» **EXERCISE OBJECTIVE**
Among the entries below, find the lines with "memory" and copy them.

» **EXERCISE INPUTS**
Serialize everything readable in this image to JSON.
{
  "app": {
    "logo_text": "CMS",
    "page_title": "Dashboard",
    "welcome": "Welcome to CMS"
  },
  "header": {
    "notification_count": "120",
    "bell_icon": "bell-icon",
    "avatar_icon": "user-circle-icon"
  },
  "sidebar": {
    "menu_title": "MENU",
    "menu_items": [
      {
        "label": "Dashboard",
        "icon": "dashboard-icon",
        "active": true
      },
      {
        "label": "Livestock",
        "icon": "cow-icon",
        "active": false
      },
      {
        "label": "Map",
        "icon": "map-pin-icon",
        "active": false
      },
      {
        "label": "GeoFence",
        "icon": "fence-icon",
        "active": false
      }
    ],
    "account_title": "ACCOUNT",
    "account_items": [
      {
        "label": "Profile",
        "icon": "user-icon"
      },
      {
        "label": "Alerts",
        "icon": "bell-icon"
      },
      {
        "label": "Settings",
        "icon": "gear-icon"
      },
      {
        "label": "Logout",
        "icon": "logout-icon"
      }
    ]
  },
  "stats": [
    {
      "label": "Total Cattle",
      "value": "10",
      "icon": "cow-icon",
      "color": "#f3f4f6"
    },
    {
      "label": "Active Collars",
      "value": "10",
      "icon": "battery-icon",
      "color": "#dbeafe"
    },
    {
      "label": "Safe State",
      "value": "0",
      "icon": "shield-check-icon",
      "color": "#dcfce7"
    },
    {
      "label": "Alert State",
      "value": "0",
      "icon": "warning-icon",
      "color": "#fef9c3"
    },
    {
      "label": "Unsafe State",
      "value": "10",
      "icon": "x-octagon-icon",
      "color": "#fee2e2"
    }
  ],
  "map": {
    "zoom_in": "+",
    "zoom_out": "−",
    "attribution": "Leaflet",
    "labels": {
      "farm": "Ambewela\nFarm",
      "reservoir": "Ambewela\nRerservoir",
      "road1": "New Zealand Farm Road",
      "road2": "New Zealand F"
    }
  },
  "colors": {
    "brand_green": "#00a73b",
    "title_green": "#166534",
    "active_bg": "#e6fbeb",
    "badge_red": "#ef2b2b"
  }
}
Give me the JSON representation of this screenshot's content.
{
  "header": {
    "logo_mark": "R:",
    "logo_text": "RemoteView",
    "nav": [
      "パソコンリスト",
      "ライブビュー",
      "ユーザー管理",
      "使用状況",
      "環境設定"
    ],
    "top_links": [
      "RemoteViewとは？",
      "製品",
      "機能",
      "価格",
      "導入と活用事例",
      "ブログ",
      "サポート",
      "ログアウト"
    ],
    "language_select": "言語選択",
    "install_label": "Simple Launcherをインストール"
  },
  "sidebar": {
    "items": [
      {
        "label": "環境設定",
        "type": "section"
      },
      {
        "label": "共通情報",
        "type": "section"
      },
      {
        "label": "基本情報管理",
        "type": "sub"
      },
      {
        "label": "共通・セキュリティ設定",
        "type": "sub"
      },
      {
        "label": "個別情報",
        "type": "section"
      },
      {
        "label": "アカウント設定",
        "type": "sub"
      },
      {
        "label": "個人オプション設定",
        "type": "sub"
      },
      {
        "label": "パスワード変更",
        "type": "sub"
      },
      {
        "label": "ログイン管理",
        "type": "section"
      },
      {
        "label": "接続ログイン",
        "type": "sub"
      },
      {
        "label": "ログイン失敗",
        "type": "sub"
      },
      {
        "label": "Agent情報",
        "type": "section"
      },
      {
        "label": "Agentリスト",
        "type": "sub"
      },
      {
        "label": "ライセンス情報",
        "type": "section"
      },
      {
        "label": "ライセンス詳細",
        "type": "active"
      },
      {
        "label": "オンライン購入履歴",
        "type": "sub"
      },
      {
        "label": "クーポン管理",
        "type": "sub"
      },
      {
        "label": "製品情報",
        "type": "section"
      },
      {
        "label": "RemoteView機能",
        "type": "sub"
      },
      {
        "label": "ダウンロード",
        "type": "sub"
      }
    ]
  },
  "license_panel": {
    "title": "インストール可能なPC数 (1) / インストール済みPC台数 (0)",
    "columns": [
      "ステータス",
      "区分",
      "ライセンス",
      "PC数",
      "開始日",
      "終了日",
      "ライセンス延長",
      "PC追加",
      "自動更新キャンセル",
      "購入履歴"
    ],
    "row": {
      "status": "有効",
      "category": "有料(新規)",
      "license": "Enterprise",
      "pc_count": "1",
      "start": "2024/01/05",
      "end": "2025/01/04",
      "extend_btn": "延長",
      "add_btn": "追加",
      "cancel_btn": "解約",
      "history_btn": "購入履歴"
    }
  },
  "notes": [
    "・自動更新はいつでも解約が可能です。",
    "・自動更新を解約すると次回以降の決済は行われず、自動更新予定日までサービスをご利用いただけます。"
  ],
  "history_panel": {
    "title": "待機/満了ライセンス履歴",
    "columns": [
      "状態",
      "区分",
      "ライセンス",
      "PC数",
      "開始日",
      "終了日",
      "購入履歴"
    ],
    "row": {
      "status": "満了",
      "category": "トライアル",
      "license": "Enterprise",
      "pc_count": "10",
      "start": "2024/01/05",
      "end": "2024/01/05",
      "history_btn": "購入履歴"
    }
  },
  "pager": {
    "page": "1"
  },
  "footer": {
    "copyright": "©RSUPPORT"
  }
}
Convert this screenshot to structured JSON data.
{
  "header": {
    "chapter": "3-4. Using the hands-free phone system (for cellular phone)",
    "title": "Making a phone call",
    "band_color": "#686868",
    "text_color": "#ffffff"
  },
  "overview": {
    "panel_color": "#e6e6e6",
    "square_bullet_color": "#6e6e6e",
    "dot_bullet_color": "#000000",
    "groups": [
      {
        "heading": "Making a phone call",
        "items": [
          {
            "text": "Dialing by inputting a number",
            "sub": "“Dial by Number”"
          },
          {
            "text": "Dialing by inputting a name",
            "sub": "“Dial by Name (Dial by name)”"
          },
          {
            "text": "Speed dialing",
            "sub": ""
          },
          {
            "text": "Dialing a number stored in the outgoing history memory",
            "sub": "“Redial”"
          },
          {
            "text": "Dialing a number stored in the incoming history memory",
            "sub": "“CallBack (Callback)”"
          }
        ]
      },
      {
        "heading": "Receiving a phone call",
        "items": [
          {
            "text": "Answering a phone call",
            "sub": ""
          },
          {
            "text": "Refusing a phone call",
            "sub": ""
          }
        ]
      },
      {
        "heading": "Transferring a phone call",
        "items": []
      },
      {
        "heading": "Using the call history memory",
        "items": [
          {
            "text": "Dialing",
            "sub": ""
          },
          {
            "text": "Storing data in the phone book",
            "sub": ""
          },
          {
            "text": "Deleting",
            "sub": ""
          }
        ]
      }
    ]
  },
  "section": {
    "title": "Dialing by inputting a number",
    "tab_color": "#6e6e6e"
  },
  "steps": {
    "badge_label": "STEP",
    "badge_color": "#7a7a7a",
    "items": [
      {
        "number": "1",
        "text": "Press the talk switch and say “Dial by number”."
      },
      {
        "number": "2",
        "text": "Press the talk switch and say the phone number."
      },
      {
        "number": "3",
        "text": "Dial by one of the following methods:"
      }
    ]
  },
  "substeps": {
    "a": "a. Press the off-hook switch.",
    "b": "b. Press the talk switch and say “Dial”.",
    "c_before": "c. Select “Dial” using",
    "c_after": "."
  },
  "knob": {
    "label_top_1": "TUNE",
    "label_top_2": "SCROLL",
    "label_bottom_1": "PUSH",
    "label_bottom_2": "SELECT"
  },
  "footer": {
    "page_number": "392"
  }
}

» **ANSWER TO THIS PROBLEM**
            "text": "Dialing a number stored in the outgoing history memory",
            "text": "Dialing a number stored in the incoming history memory",
        "heading": "Using the call history memory",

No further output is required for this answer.